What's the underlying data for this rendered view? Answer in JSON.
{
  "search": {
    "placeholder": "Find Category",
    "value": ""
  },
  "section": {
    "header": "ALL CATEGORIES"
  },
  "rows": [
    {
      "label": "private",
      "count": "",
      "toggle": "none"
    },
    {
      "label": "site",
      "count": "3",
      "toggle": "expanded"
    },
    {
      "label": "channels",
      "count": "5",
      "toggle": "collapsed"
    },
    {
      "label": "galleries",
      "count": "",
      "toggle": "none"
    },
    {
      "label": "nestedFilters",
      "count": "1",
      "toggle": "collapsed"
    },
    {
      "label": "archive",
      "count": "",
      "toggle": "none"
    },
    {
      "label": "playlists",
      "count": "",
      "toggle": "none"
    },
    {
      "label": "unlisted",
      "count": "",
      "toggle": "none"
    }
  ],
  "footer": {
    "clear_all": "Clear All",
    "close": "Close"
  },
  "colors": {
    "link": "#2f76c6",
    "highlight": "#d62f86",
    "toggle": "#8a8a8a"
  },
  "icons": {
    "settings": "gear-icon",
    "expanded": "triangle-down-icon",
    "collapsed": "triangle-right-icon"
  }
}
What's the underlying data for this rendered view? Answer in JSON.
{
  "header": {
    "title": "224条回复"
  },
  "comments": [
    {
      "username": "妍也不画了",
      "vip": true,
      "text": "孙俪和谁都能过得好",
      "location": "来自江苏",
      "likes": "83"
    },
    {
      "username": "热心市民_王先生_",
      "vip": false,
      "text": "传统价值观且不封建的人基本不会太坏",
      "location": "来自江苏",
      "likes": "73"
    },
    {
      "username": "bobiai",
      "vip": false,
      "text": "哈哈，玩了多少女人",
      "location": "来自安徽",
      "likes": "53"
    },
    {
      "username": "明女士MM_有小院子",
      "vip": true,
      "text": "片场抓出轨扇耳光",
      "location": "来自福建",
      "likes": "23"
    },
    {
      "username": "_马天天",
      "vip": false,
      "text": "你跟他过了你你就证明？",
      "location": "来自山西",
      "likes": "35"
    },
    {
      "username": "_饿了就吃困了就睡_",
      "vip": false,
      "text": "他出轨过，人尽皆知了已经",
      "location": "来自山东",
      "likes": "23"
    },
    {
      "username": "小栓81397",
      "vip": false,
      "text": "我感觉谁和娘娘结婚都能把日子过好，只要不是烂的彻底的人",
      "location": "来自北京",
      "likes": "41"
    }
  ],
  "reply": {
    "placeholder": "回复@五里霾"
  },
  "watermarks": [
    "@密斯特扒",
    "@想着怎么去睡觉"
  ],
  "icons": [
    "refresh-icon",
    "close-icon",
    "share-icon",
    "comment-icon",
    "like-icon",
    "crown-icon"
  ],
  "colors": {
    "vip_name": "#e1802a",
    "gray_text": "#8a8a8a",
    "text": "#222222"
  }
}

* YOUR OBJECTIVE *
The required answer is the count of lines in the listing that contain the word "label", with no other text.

* FINISHED EXERCISE *
8